Washington Square Park - History - Robert Moses, Jane Jacobs, and Shirley Hayes
... The urbanist Jane Jacobs became an activist and is credited with stopping the Moses plan and closing Washington Square Park to all auto traffic ... But Jacobs, in her book The Death and Life of Great American Cities, praised another local advocate in the fight against park traffic, Shirley Hayes " advocated eliminating the ...
Paul Ritter - Philosophies and Ideas - Jane Jacobs
... Jane Jacobs's 1961 work The Death and Life of Great American Cities was criticised by many of the modernist planners and architects of the time, Paul Ritter included ...

Famous quotes containing the words jane jacobs, jacobs and/or jane:

    But look what we have built ... low-income projects that become worse centers of delinquency, vandalism and general social hopelessness than the slums they were supposed to replace.... Cultural centers that are unable to support a good bookstore. Civic centers that are avoided by everyone but bums.... Promenades that go from no place to nowhere and have no promenaders. Expressways that eviscerate great cities. This is not the rebuilding of cities. This is the sacking of cities.
    Jane Jacobs (b. 1916)

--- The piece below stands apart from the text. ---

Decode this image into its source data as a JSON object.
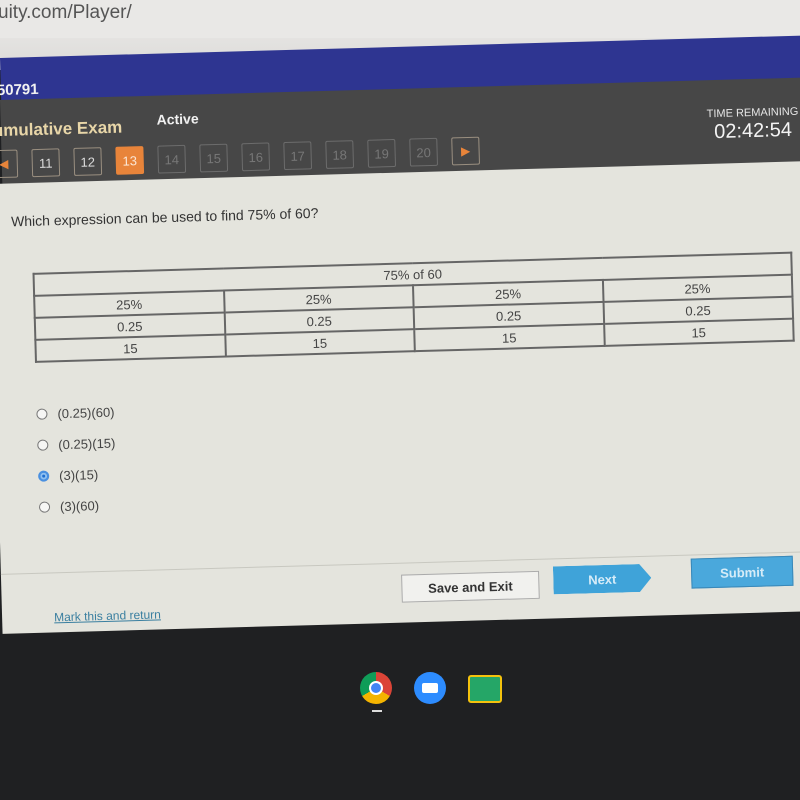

    In the continual enterprise of trying to guide appropriately, renegotiate with, listen to and just generally coexist with our teenage children, we ourselves are changed. We learn even more clearly what our base-line virtues are. We listen to our teenagers and change our minds about some things, stretching our own limits. We learn our own capacity for flexibility, firmness and endurance.
    —Jean Jacobs Speizer. Ourselves and Our Children, by Boston Women’s Health Collective, ch. 4 (1978)

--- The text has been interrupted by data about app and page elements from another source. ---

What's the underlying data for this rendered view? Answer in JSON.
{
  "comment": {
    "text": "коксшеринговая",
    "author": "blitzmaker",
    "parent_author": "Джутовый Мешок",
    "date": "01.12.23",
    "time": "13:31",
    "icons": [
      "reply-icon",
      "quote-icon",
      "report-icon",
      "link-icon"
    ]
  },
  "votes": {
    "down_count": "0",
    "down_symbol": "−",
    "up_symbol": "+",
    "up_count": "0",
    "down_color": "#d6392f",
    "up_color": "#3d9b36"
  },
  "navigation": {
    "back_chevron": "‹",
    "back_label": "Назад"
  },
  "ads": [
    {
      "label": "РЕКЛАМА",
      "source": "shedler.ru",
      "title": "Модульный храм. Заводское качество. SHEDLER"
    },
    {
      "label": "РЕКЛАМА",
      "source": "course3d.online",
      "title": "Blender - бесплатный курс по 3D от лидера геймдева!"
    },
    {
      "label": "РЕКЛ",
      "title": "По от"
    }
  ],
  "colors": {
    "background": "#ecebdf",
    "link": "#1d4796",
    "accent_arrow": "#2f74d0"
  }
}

    Mistress, there are portents abroad of magic and might,
    And things that are yet to be done. Open the door!
    —Elizabeth Jane Coatsworth (b. 1893)